----- Provided data -----
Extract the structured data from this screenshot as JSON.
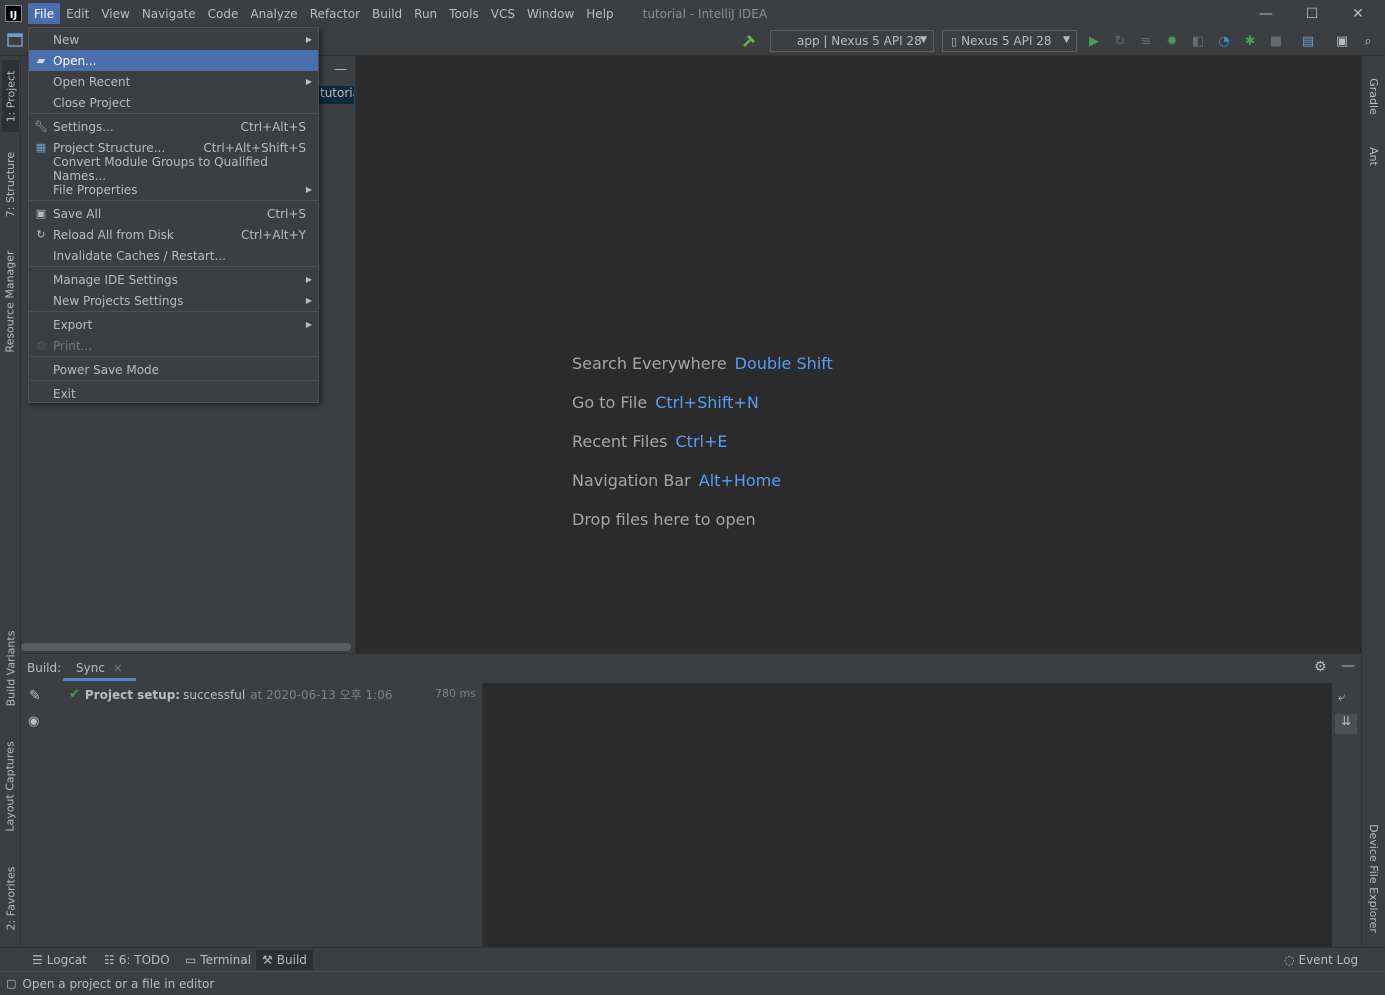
{
  "window": {
    "app_icon": "IJ",
    "title": "tutorial - IntelliJ IDEA",
    "minimize": "—",
    "maximize": "☐",
    "close": "✕"
  },
  "menubar": [
    "File",
    "Edit",
    "View",
    "Navigate",
    "Code",
    "Analyze",
    "Refactor",
    "Build",
    "Run",
    "Tools",
    "VCS",
    "Window",
    "Help"
  ],
  "toolbar": {
    "run_config": "app | Nexus 5 API 28",
    "device": "Nexus 5 API 28"
  },
  "file_menu": {
    "items": [
      {
        "label": "New",
        "shortcut": "",
        "submenu": true,
        "icon": ""
      },
      {
        "label": "Open...",
        "shortcut": "",
        "submenu": false,
        "icon": "folder-icon"
      },
      {
        "label": "Open Recent",
        "shortcut": "",
        "submenu": true,
        "icon": ""
      },
      {
        "label": "Close Project",
        "shortcut": "",
        "submenu": false,
        "icon": ""
      },
      {
        "label": "Settings...",
        "shortcut": "Ctrl+Alt+S",
        "submenu": false,
        "icon": "wrench-icon"
      },
      {
        "label": "Project Structure...",
        "shortcut": "Ctrl+Alt+Shift+S",
        "submenu": false,
        "icon": "project-structure-icon"
      },
      {
        "label": "Convert Module Groups to Qualified Names...",
        "shortcut": "",
        "submenu": false,
        "icon": ""
      },
      {
        "label": "File Properties",
        "shortcut": "",
        "submenu": true,
        "icon": ""
      },
      {
        "label": "Save All",
        "shortcut": "Ctrl+S",
        "submenu": false,
        "icon": "save-icon"
      },
      {
        "label": "Reload All from Disk",
        "shortcut": "Ctrl+Alt+Y",
        "submenu": false,
        "icon": "reload-icon"
      },
      {
        "label": "Invalidate Caches / Restart...",
        "shortcut": "",
        "submenu": false,
        "icon": ""
      },
      {
        "label": "Manage IDE Settings",
        "shortcut": "",
        "submenu": true,
        "icon": ""
      },
      {
        "label": "New Projects Settings",
        "shortcut": "",
        "submenu": true,
        "icon": ""
      },
      {
        "label": "Export",
        "shortcut": "",
        "submenu": true,
        "icon": ""
      },
      {
        "label": "Print...",
        "shortcut": "",
        "submenu": false,
        "icon": "print-icon"
      },
      {
        "label": "Power Save Mode",
        "shortcut": "",
        "submenu": false,
        "icon": ""
      },
      {
        "label": "Exit",
        "shortcut": "",
        "submenu": false,
        "icon": ""
      }
    ]
  },
  "left_tabs": [
    "1: Project",
    "7: Structure",
    "Resource Manager",
    "Build Variants",
    "Layout Captures",
    "2: Favorites"
  ],
  "right_tabs": [
    "Gradle",
    "Ant",
    "Device File Explorer"
  ],
  "project_panel": {
    "node": "tutorial"
  },
  "editor_hints": [
    {
      "label": "Search Everywhere",
      "shortcut": "Double Shift"
    },
    {
      "label": "Go to File",
      "shortcut": "Ctrl+Shift+N"
    },
    {
      "label": "Recent Files",
      "shortcut": "Ctrl+E"
    },
    {
      "label": "Navigation Bar",
      "shortcut": "Alt+Home"
    },
    {
      "label": "Drop files here to open",
      "shortcut": ""
    }
  ],
  "build_panel": {
    "label": "Build:",
    "tab": "Sync",
    "tab_close": "×",
    "row_title": "Project setup:",
    "row_status": "successful",
    "row_time": "at 2020-06-13 오후 1:06",
    "row_duration": "780 ms"
  },
  "bottom_tools": [
    {
      "label": "Logcat",
      "icon": "logcat-icon"
    },
    {
      "label": "6: TODO",
      "icon": "todo-icon"
    },
    {
      "label": "Terminal",
      "icon": "terminal-icon"
    },
    {
      "label": "Build",
      "icon": "hammer-icon"
    }
  ],
  "event_log": "Event Log",
  "status": "Open a project or a file in editor",
  "colors": {
    "accent": "#4b6eaf",
    "link": "#589df6",
    "success": "#499c54"
  }
}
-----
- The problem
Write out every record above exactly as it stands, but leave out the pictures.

- Result of the task
Extract the structured data from this screenshot as JSON.
{
  "window": {
    "app_icon": "IJ",
    "title": "tutorial - IntelliJ IDEA",
    "minimize": "—",
    "maximize": "☐",
    "close": "✕"
  },
  "menubar": [
    "File",
    "Edit",
    "View",
    "Navigate",
    "Code",
    "Analyze",
    "Refactor",
    "Build",
    "Run",
    "Tools",
    "VCS",
    "Window",
    "Help"
  ],
  "toolbar": {
    "run_config": "app | Nexus 5 API 28",
    "device": "Nexus 5 API 28"
  },
  "file_menu": {
    "items": [
      {
        "label": "New",
        "shortcut": "",
        "submenu": true,
        "icon": ""
      },
      {
        "label": "Open...",
        "shortcut": "",
        "submenu": false,
        "icon": "folder-icon"
      },
      {
        "label": "Open Recent",
        "shortcut": "",
        "submenu": true,
        "icon": ""
      },
      {
        "label": "Close Project",
        "shortcut": "",
        "submenu": false,
        "icon": ""
      },
      {
        "label": "Settings...",
        "shortcut": "Ctrl+Alt+S",
        "submenu": false,
        "icon": "wrench-icon"
      },
      {
        "label": "Project Structure...",
        "shortcut": "Ctrl+Alt+Shift+S",
        "submenu": false,
        "icon": "project-structure-icon"
      },
      {
        "label": "Convert Module Groups to Qualified Names...",
        "shortcut": "",
        "submenu": false,
        "icon": ""
      },
      {
        "label": "File Properties",
        "shortcut": "",
        "submenu": true,
        "icon": ""
      },
      {
        "label": "Save All",
        "shortcut": "Ctrl+S",
        "submenu": false,
        "icon": "save-icon"
      },
      {
        "label": "Reload All from Disk",
        "shortcut": "Ctrl+Alt+Y",
        "submenu": false,
        "icon": "reload-icon"
      },
      {
        "label": "Invalidate Caches / Restart...",
        "shortcut": "",
        "submenu": false,
        "icon": ""
      },
      {
        "label": "Manage IDE Settings",
        "shortcut": "",
        "submenu": true,
        "icon": ""
      },
      {
        "label": "New Projects Settings",
        "shortcut": "",
        "submenu": true,
        "icon": ""
      },
      {
        "label": "Export",
        "shortcut": "",
        "submenu": true,
        "icon": ""
      },
      {
        "label": "Print...",
        "shortcut": "",
        "submenu": false,
        "icon": "print-icon"
      },
      {
        "label": "Power Save Mode",
        "shortcut": "",
        "submenu": false,
        "icon": ""
      },
      {
        "label": "Exit",
        "shortcut": "",
        "submenu": false,
        "icon": ""
      }
    ]
  },
  "left_tabs": [
    "1: Project",
    "7: Structure",
    "Resource Manager",
    "Build Variants",
    "Layout Captures",
    "2: Favorites"
  ],
  "right_tabs": [
    "Gradle",
    "Ant",
    "Device File Explorer"
  ],
  "project_panel": {
    "node": "tutorial"
  },
  "editor_hints": [
    {
      "label": "Search Everywhere",
      "shortcut": "Double Shift"
    },
    {
      "label": "Go to File",
      "shortcut": "Ctrl+Shift+N"
    },
    {
      "label": "Recent Files",
      "shortcut": "Ctrl+E"
    },
    {
      "label": "Navigation Bar",
      "shortcut": "Alt+Home"
    },
    {
      "label": "Drop files here to open",
      "shortcut": ""
    }
  ],
  "build_panel": {
    "label": "Build:",
    "tab": "Sync",
    "tab_close": "×",
    "row_title": "Project setup:",
    "row_status": "successful",
    "row_time": "at 2020-06-13 오후 1:06",
    "row_duration": "780 ms"
  },
  "bottom_tools": [
    {
      "label": "Logcat",
      "icon": "logcat-icon"
    },
    {
      "label": "6: TODO",
      "icon": "todo-icon"
    },
    {
      "label": "Terminal",
      "icon": "terminal-icon"
    },
    {
      "label": "Build",
      "icon": "hammer-icon"
    }
  ],
  "event_log": "Event Log",
  "status": "Open a project or a file in editor",
  "colors": {
    "accent": "#4b6eaf",
    "link": "#589df6",
    "success": "#499c54"
  }
}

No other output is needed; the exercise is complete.